§ **Records supplied**:
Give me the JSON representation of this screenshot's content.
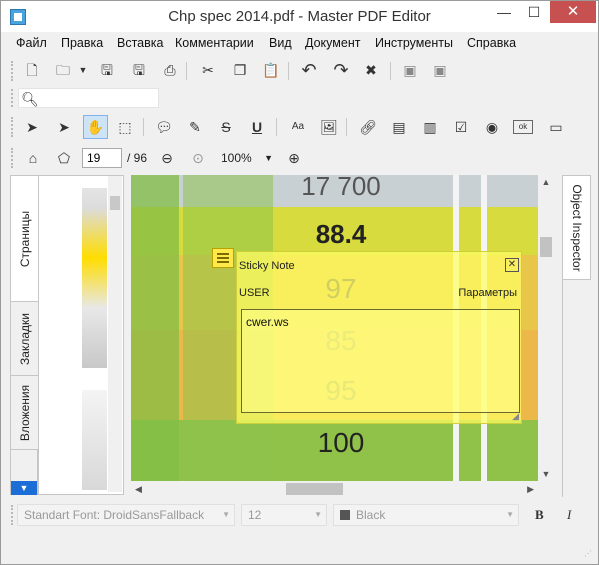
{
  "window": {
    "title": "Chp spec 2014.pdf - Master PDF Editor",
    "minimize": "—",
    "maximize": "☐",
    "close": "✕"
  },
  "menu": [
    "Файл",
    "Правка",
    "Вставка",
    "Комментарии",
    "Вид",
    "Документ",
    "Инструменты",
    "Справка"
  ],
  "search": {
    "placeholder": "",
    "icon": "search-icon"
  },
  "navigation": {
    "current_page": "19",
    "total_pages": "/ 96",
    "zoom": "100%"
  },
  "left_tabs": [
    "Страницы",
    "Закладки",
    "Вложения"
  ],
  "right_tab": "Object Inspector",
  "document": {
    "visible_numbers": [
      "17 700",
      "88.4",
      "97",
      "85",
      "95",
      "100"
    ]
  },
  "sticky_note": {
    "title": "Sticky Note",
    "close": "✕",
    "author": "USER",
    "params": "Параметры",
    "text": "cwer.ws"
  },
  "font_bar": {
    "font": "Standart Font: DroidSansFallback",
    "size": "12",
    "color": "Black",
    "bold": "B",
    "italic": "I"
  },
  "colors": {
    "accent": "#1c6ed6",
    "close_button": "#c75050",
    "note_yellow": "#ffff64"
  }
}
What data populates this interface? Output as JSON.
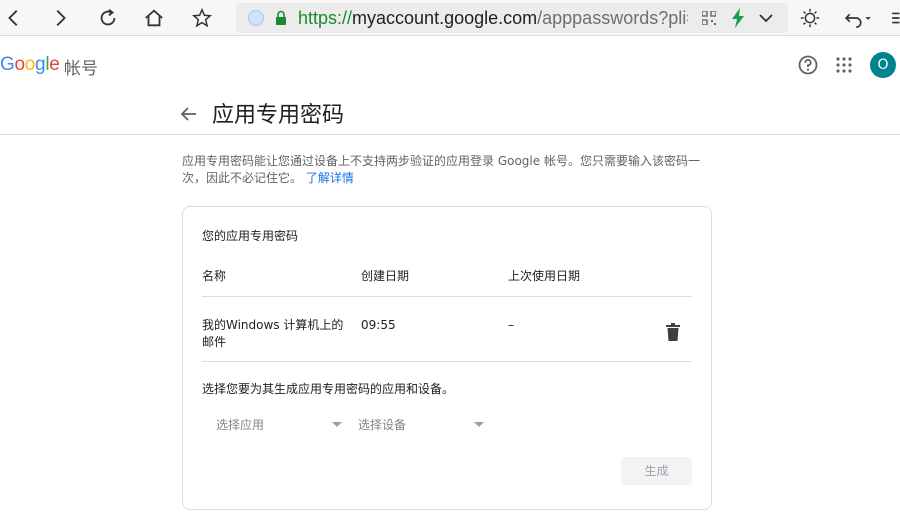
{
  "browser": {
    "url_scheme": "https://",
    "url_host": "myaccount.google.com",
    "url_path": "/apppasswords?pli="
  },
  "header": {
    "logo_text": "Google",
    "product_name": "帐号",
    "avatar_letter": "O"
  },
  "page": {
    "title": "应用专用密码",
    "description": "应用专用密码能让您通过设备上不支持两步验证的应用登录 Google 帐号。您只需要输入该密码一次，因此不必记住它。",
    "learn_more": "了解详情"
  },
  "card": {
    "title": "您的应用专用密码",
    "columns": [
      "名称",
      "创建日期",
      "上次使用日期"
    ],
    "rows": [
      {
        "name": "我的Windows 计算机上的邮件",
        "created": "09:55",
        "last_used": "–"
      }
    ],
    "select_prompt": "选择您要为其生成应用专用密码的应用和设备。",
    "select_app": "选择应用",
    "select_device": "选择设备",
    "generate_button": "生成"
  },
  "colors": {
    "accent": "#1a73e8",
    "avatar": "#00838f",
    "url_scheme": "#1a8a2e"
  }
}
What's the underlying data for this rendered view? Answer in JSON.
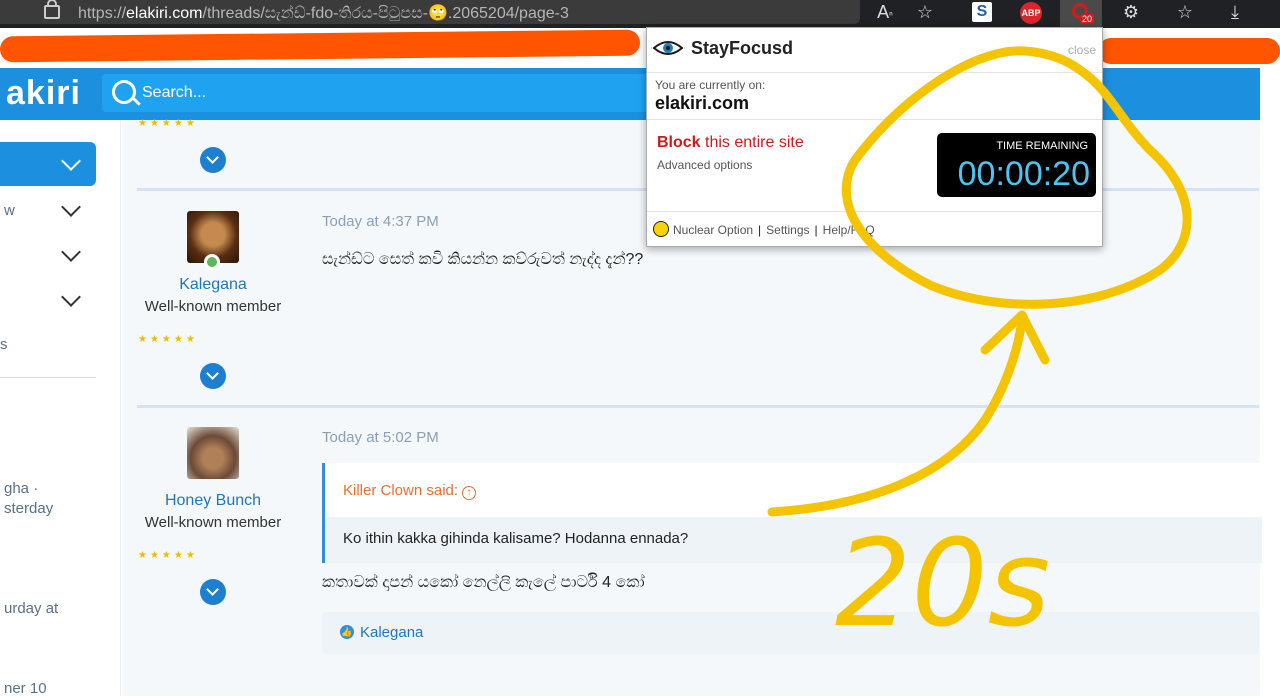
{
  "browser": {
    "url_prefix": "https://",
    "url_domain": "elakiri.com",
    "url_path": "/threads/සැන්ඩ්-fdo-තිරය-පිටුපස-🙄.2065204/page-3",
    "toolbar_icons": [
      "read-aloud-icon",
      "favorites-add-icon",
      "s-extension-icon",
      "adblock-plus-icon",
      "stayfocusd-icon",
      "extensions-icon",
      "favorites-icon",
      "downloads-icon"
    ],
    "abp_label": "ABP",
    "s_label": "S",
    "stayfocusd_badge": "20"
  },
  "site": {
    "logo_text": "akiri",
    "search_placeholder": "Search..."
  },
  "sidebar": {
    "items": [
      "w",
      "s",
      "gha ·",
      "sterday",
      "urday at",
      "ner 10"
    ]
  },
  "posts": [
    {
      "author": "Kalegana",
      "title": "Well-known member",
      "time": "Today at 4:37 PM",
      "text": "සැන්ඩ්ට සෙත් කවි කියන්න කව්රුවත් නැද්ද දැන්??"
    },
    {
      "author": "Honey Bunch",
      "title": "Well-known member",
      "time": "Today at 5:02 PM",
      "quote_author": "Killer Clown said:",
      "quote_text": "Ko ithin kakka gihinda kalisame? Hodanna ennada?",
      "text": "කතාවක් දාපන් යකෝ නෙල්ලි කැලේ පාර්ටි 4 කෝ",
      "likes": "Kalegana"
    }
  ],
  "stars": "★★★★★",
  "popup": {
    "brand": "StayFocusd",
    "close": "close",
    "current_label": "You are currently on:",
    "current_site": "elakiri.com",
    "block_bold": "Block",
    "block_rest": " this entire site",
    "advanced": "Advanced options",
    "timer_label": "TIME REMAINING",
    "timer_value": "00:00:20",
    "nuclear": "Nuclear Option",
    "settings": "Settings",
    "help": "Help/FAQ"
  },
  "annotation": {
    "handwritten_text": "20s",
    "color": "#f5c400"
  }
}
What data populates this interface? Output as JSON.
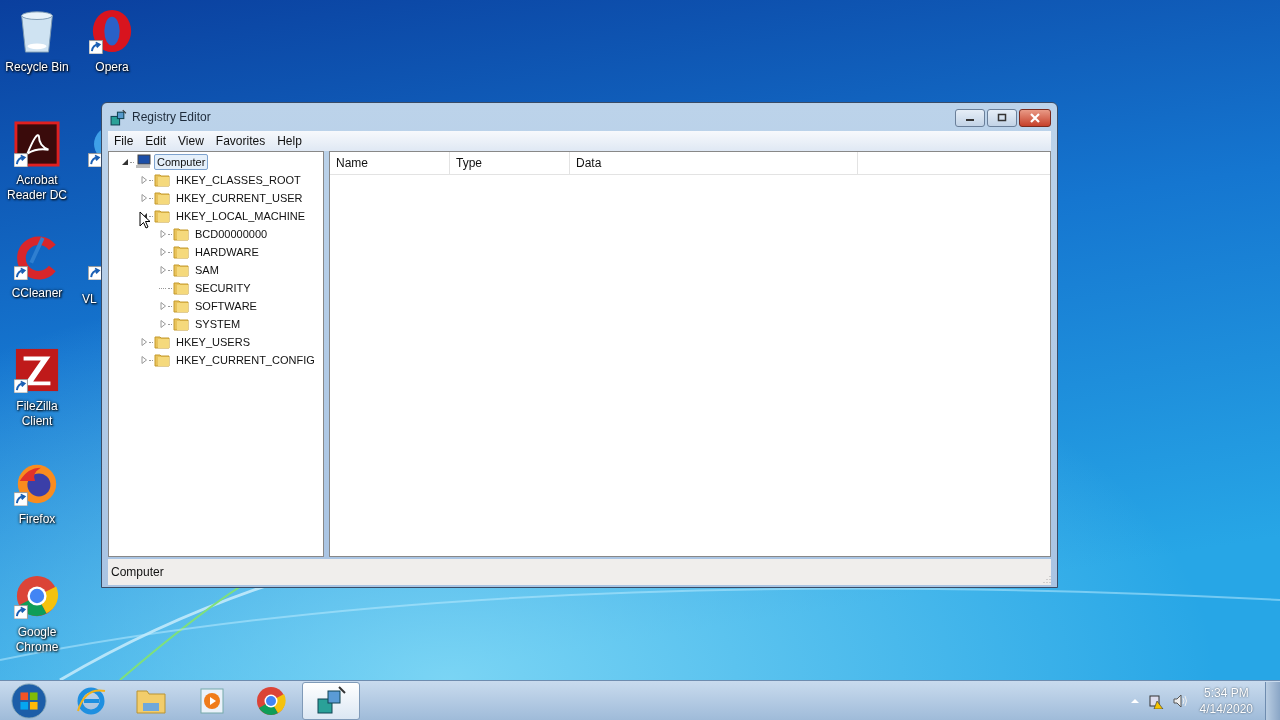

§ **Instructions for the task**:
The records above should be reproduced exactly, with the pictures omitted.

§ **Task response**:
Give me the JSON representation of this screenshot's content.
{
  "window": {
    "title": "Chp spec 2014.pdf - Master PDF Editor",
    "minimize": "—",
    "maximize": "☐",
    "close": "✕"
  },
  "menu": [
    "Файл",
    "Правка",
    "Вставка",
    "Комментарии",
    "Вид",
    "Документ",
    "Инструменты",
    "Справка"
  ],
  "search": {
    "placeholder": "",
    "icon": "search-icon"
  },
  "navigation": {
    "current_page": "19",
    "total_pages": "/ 96",
    "zoom": "100%"
  },
  "left_tabs": [
    "Страницы",
    "Закладки",
    "Вложения"
  ],
  "right_tab": "Object Inspector",
  "document": {
    "visible_numbers": [
      "17 700",
      "88.4",
      "97",
      "85",
      "95",
      "100"
    ]
  },
  "sticky_note": {
    "title": "Sticky Note",
    "close": "✕",
    "author": "USER",
    "params": "Параметры",
    "text": "cwer.ws"
  },
  "font_bar": {
    "font": "Standart Font: DroidSansFallback",
    "size": "12",
    "color": "Black",
    "bold": "B",
    "italic": "I"
  },
  "colors": {
    "accent": "#1c6ed6",
    "close_button": "#c75050",
    "note_yellow": "#ffff64"
  }
}
What data populates this interface? Output as JSON.
{
  "browser": {
    "url_scheme": "https://",
    "url_host": "myaccount.google.com",
    "url_path": "/apppasswords?pli="
  },
  "header": {
    "logo_text": "Google",
    "product_name": "帐号",
    "avatar_letter": "O"
  },
  "page": {
    "title": "应用专用密码",
    "description": "应用专用密码能让您通过设备上不支持两步验证的应用登录 Google 帐号。您只需要输入该密码一次，因此不必记住它。",
    "learn_more": "了解详情"
  },
  "card": {
    "title": "您的应用专用密码",
    "columns": [
      "名称",
      "创建日期",
      "上次使用日期"
    ],
    "rows": [
      {
        "name": "我的Windows 计算机上的邮件",
        "created": "09:55",
        "last_used": "–"
      }
    ],
    "select_prompt": "选择您要为其生成应用专用密码的应用和设备。",
    "select_app": "选择应用",
    "select_device": "选择设备",
    "generate_button": "生成"
  },
  "colors": {
    "accent": "#1a73e8",
    "avatar": "#00838f",
    "url_scheme": "#1a8a2e"
  }
}
What's the underlying data for this rendered view? Answer in JSON.
{
  "browser": {
    "url_prefix": "https://",
    "url_domain": "elakiri.com",
    "url_path": "/threads/සැන්ඩ්-fdo-තිරය-පිටුපස-🙄.2065204/page-3",
    "toolbar_icons": [
      "read-aloud-icon",
      "favorites-add-icon",
      "s-extension-icon",
      "adblock-plus-icon",
      "stayfocusd-icon",
      "extensions-icon",
      "favorites-icon",
      "downloads-icon"
    ],
    "abp_label": "ABP",
    "s_label": "S",
    "stayfocusd_badge": "20"
  },
  "site": {
    "logo_text": "akiri",
    "search_placeholder": "Search..."
  },
  "sidebar": {
    "items": [
      "w",
      "s",
      "gha ·",
      "sterday",
      "urday at",
      "ner 10"
    ]
  },
  "posts": [
    {
      "author": "Kalegana",
      "title": "Well-known member",
      "time": "Today at 4:37 PM",
      "text": "සැන්ඩ්ට සෙත් කවි කියන්න කව්රුවත් නැද්ද දැන්??"
    },
    {
      "author": "Honey Bunch",
      "title": "Well-known member",
      "time": "Today at 5:02 PM",
      "quote_author": "Killer Clown said:",
      "quote_text": "Ko ithin kakka gihinda kalisame? Hodanna ennada?",
      "text": "කතාවක් දාපන් යකෝ නෙල්ලි කැලේ පාර්ටි 4 කෝ",
      "likes": "Kalegana"
    }
  ],
  "stars": "★★★★★",
  "popup": {
    "brand": "StayFocusd",
    "close": "close",
    "current_label": "You are currently on:",
    "current_site": "elakiri.com",
    "block_bold": "Block",
    "block_rest": " this entire site",
    "advanced": "Advanced options",
    "timer_label": "TIME REMAINING",
    "timer_value": "00:00:20",
    "nuclear": "Nuclear Option",
    "settings": "Settings",
    "help": "Help/FAQ"
  },
  "annotation": {
    "handwritten_text": "20s",
    "color": "#f5c400"
  }
}
What data populates this interface? Output as JSON.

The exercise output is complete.